The meetings are taking place at the Hilton Anatole Hotel. In Texas, everything is big and the hotel fits that bill (some 30 stories high). It is a massive square with a big atrium lobby that includes a couple of bars and a restaurant.
General managers get large suites. Club meetings take place their daily as they map out trade talks, free agency talks. Once, the friendly hotel phone was the method of reaching out to other clubs. Plus, sending someone from your club to the lobby to look for somebody from another club. The latter still is in place but cell phones, texting and laptops have replaced the hotel phone.
A snoopy reporter can just park himself in the lobby and watch. “Look, their goes Ruben into the Yankees’ suite.” Later……”Now, the Reds are going in the Phillies suite.” Only difficulty, the higher floors are difficult to scout unless you have a telescope.
Agents will parade through the lobby and the media will follow like a pied piper. What better setup for an agent: all 30 clubs under one roof. Agents can drop a tip to a reporter and the chain reaction follows. Rumors, rumors.
The Baseball Hall of Fame will have announcements on Monday, Tuesday and Wednesday.
On the first day, the Hall will announce the winner of the Golden Era ballot, which consists of eight former players and two executives. Phillies Alumni Jim Kaat is on the ballot. The next day, the Taylor Spink Award for baseball writers and Paul Hagen, long-time Philadelphia Daily News writer is one of three on that ballot. Then, the Ford C. Frick award to a broadcaster on Wednesday. Tim McCarver is a candidate.

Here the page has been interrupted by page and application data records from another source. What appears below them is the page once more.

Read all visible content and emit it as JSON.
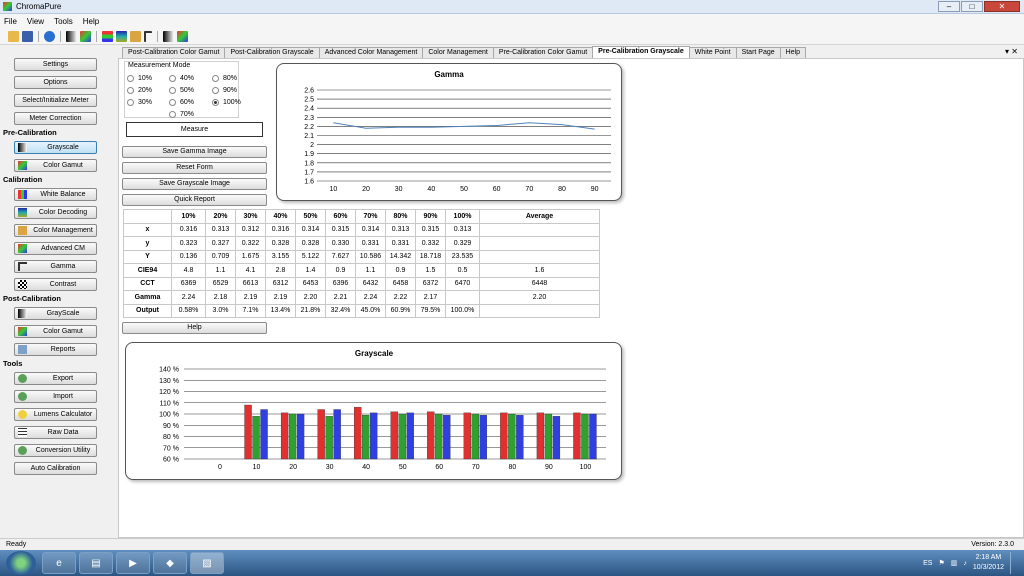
{
  "window": {
    "title": "ChromaPure"
  },
  "menu": [
    "File",
    "View",
    "Tools",
    "Help"
  ],
  "sidebar": {
    "settings": "Settings",
    "options": "Options",
    "select_meter": "Select/Initialize Meter",
    "meter_correction": "Meter Correction",
    "pre_calibration": "Pre-Calibration",
    "grayscale": "Grayscale",
    "color_gamut": "Color Gamut",
    "calibration": "Calibration",
    "white_balance": "White Balance",
    "color_decoding": "Color Decoding",
    "color_management": "Color Management",
    "advanced_cm": "Advanced CM",
    "gamma": "Gamma",
    "contrast": "Contrast",
    "post_calibration": "Post-Calibration",
    "post_grayscale": "GrayScale",
    "post_color_gamut": "Color Gamut",
    "reports": "Reports",
    "tools": "Tools",
    "export": "Export",
    "import": "Import",
    "lumens": "Lumens Calculator",
    "raw_data": "Raw Data",
    "conversion": "Conversion Utility",
    "auto_cal": "Auto Calibration"
  },
  "tabs": [
    "Post-Calibration Color Gamut",
    "Post-Calibration Grayscale",
    "Advanced Color Management",
    "Color Management",
    "Pre-Calibration Color Gamut",
    "Pre-Calibration Grayscale",
    "White Point",
    "Start Page",
    "Help"
  ],
  "measurement_mode": {
    "label": "Measurement Mode",
    "options": [
      "10%",
      "40%",
      "80%",
      "20%",
      "50%",
      "90%",
      "30%",
      "60%",
      "100%",
      "70%"
    ],
    "selected": "100%"
  },
  "buttons": {
    "measure": "Measure",
    "save_gamma": "Save Gamma Image",
    "reset": "Reset Form",
    "save_grayscale": "Save Grayscale Image",
    "quick_report": "Quick Report",
    "help": "Help"
  },
  "table": {
    "headers": [
      "",
      "10%",
      "20%",
      "30%",
      "40%",
      "50%",
      "60%",
      "70%",
      "80%",
      "90%",
      "100%",
      "Average"
    ],
    "rows": [
      [
        "x",
        "0.316",
        "0.313",
        "0.312",
        "0.316",
        "0.314",
        "0.315",
        "0.314",
        "0.313",
        "0.315",
        "0.313",
        ""
      ],
      [
        "y",
        "0.323",
        "0.327",
        "0.322",
        "0.328",
        "0.328",
        "0.330",
        "0.331",
        "0.331",
        "0.332",
        "0.329",
        ""
      ],
      [
        "Y",
        "0.136",
        "0.709",
        "1.675",
        "3.155",
        "5.122",
        "7.627",
        "10.586",
        "14.342",
        "18.718",
        "23.535",
        ""
      ],
      [
        "CIE94",
        "4.8",
        "1.1",
        "4.1",
        "2.8",
        "1.4",
        "0.9",
        "1.1",
        "0.9",
        "1.5",
        "0.5",
        "1.6"
      ],
      [
        "CCT",
        "6369",
        "6529",
        "6613",
        "6312",
        "6453",
        "6396",
        "6432",
        "6458",
        "6372",
        "6470",
        "6448"
      ],
      [
        "Gamma",
        "2.24",
        "2.18",
        "2.19",
        "2.19",
        "2.20",
        "2.21",
        "2.24",
        "2.22",
        "2.17",
        "",
        "2.20"
      ],
      [
        "Output",
        "0.58%",
        "3.0%",
        "7.1%",
        "13.4%",
        "21.8%",
        "32.4%",
        "45.0%",
        "60.9%",
        "79.5%",
        "100.0%",
        ""
      ]
    ]
  },
  "chart_data": [
    {
      "type": "line",
      "title": "Gamma",
      "x": [
        10,
        20,
        30,
        40,
        50,
        60,
        70,
        80,
        90
      ],
      "values": [
        2.24,
        2.18,
        2.19,
        2.19,
        2.2,
        2.21,
        2.24,
        2.22,
        2.17
      ],
      "ylim": [
        1.6,
        2.6
      ],
      "yticks": [
        "2.6",
        "2.5",
        "2.4",
        "2.3",
        "2.2",
        "2.1",
        "2",
        "1.9",
        "1.8",
        "1.7",
        "1.6"
      ],
      "xticks": [
        "10",
        "20",
        "30",
        "40",
        "50",
        "60",
        "70",
        "80",
        "90"
      ],
      "color": "#4f81bd",
      "grid": true
    },
    {
      "type": "bar",
      "title": "Grayscale",
      "categories": [
        "0",
        "10",
        "20",
        "30",
        "40",
        "50",
        "60",
        "70",
        "80",
        "90",
        "100"
      ],
      "series": [
        {
          "values": [
            null,
            108,
            101,
            104,
            106,
            102,
            102,
            101,
            101,
            101,
            101
          ],
          "color": "#e03030"
        },
        {
          "values": [
            null,
            98,
            100,
            98,
            99,
            100,
            100,
            100,
            100,
            100,
            100
          ],
          "color": "#30a030"
        },
        {
          "values": [
            null,
            104,
            100,
            104,
            101,
            101,
            99,
            99,
            99,
            98,
            100
          ],
          "color": "#3040e0"
        }
      ],
      "ylim": [
        60,
        140
      ],
      "yticks": [
        "140 %",
        "130 %",
        "120 %",
        "110 %",
        "100 %",
        "90 %",
        "80 %",
        "70 %",
        "60 %"
      ],
      "grid": true
    }
  ],
  "status": {
    "text": "Ready",
    "version": "Version: 2.3.0"
  },
  "taskbar": {
    "lang": "ES",
    "time": "2:18 AM",
    "date": "10/3/2012"
  }
}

Football has a similar industry post-season meeting but coverage for baseball blows away the NFL. It isn’t even a contest.
Someone once said the two best sports are baseball and talking baseball. Well, we’re headed for a week of talking baseball.